Across a range of topics picked out by the survey, there is an interesting alignment of expectations for pastoral support. The most frequently expected sources of support are (unsurprisingly) family and friends, but 39% of applicants expect support from their university on finances. 50% feel likely to seek support from lecturers and tutors if they ran into difficulties, and 47% from a university counselling service. And 78% expect more career-planning support at university than at school.
The blame game
The challenge for universities is that market pressures are incentivising them to both inflate and also manage expectations. Responsibility for both usually lies in separate departments: the marketing team, and the teaching and support staff respectively. As Anne-Marie Canning, Director of Widening Participation at King’s College, London, stated at the launch event, universities are too often selling applicants a “best case scenario”. If experiences fall foul of these high expectations, universities can find themselves in trouble.
Naturally, one response to be heard from the sector is to complain that schools are doing an insufficient job in preparing for university. Given that we still have (at least nominally) a selective entry system to higher education, with proudly autonomous institutions able to set their own terms of entry, this feels a little churlish. Chris Ramsey, Headmaster of The King’s School, Chester, pointed out that what were once ‘School Liaison Officers’ at universities have now become marketers. This has implicitly undermined the reliability and information that applicants are receiving about higher education in-the-round, as opposed to merits of any one particular institution. “It’d be wonderful if universities were more confident to talk about what they don’t do”.

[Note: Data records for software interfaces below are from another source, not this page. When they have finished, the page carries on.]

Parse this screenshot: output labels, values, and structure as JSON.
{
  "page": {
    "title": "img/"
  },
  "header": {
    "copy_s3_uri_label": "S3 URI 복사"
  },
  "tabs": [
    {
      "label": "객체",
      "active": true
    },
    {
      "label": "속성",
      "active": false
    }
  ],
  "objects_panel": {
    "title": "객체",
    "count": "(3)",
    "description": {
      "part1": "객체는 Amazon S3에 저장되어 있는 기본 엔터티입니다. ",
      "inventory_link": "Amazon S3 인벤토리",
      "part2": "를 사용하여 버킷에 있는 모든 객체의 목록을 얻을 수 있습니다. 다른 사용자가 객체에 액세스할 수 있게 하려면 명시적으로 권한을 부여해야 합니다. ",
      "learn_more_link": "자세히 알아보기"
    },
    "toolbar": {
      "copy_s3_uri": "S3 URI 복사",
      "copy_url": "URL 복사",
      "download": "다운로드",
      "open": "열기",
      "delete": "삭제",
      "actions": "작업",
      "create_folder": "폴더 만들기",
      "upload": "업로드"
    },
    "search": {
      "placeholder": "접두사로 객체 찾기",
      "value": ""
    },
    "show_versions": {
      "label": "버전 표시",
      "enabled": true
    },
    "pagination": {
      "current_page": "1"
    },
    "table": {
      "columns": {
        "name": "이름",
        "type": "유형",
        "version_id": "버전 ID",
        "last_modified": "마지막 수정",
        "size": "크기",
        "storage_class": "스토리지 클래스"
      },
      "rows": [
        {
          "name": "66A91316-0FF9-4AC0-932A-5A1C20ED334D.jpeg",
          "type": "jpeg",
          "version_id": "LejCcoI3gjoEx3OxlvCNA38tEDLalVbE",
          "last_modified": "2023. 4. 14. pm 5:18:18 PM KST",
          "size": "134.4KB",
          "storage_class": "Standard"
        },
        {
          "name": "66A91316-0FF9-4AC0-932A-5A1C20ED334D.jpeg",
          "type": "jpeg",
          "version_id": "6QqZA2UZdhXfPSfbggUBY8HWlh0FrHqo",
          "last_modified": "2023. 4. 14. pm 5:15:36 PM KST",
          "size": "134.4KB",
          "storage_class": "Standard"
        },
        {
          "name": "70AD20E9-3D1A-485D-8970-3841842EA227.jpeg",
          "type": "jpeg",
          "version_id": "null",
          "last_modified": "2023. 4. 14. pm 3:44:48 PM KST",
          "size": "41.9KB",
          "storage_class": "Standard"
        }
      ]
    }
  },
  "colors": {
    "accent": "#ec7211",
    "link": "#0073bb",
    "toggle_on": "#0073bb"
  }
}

Complaints about lack of ‘preparedness’ also smack of social class elitism. Sonette Schwartz, Principal of Brockhill Park Performing Arts College, a secondary school just outside Folkestone, noted that in her experience students with the highest expectations are typically those from the least advantaged backgrounds. Schools, for their part, are wising to the growing mental health challenges of young people, and beginning to teach resilience to their pupils. “It’s very easy to blame the predecessor institutions”, says Schwartz, “but we all have work to do here”.
This seems particularly appropriate when it comes to changing approaches to teaching and learning. I’ve written before about how the sector continues to misunderstand student complaints and expectations about contact hours, and how the sector’s defensiveness on this topic will do it few favours. The HEPI-Unite survey focuses very much on applicants’ expectations of different teaching ‘outputs’, such as lectures, tutorials, and group work, but perhaps what we really need to understand applicants’ hopes for their learning and development. Perhaps that might be too difficult to articulate. But finding an alignment between students’ hopes for themselves and their educators’ expectations of them is at the heart of learning. The new market system has created huge challenges in this space, as the survey results show.
As one attendee put it at yesterday’s event: “Universities are selling a dream to applicants, and then have to bring this dream back to reality for students”.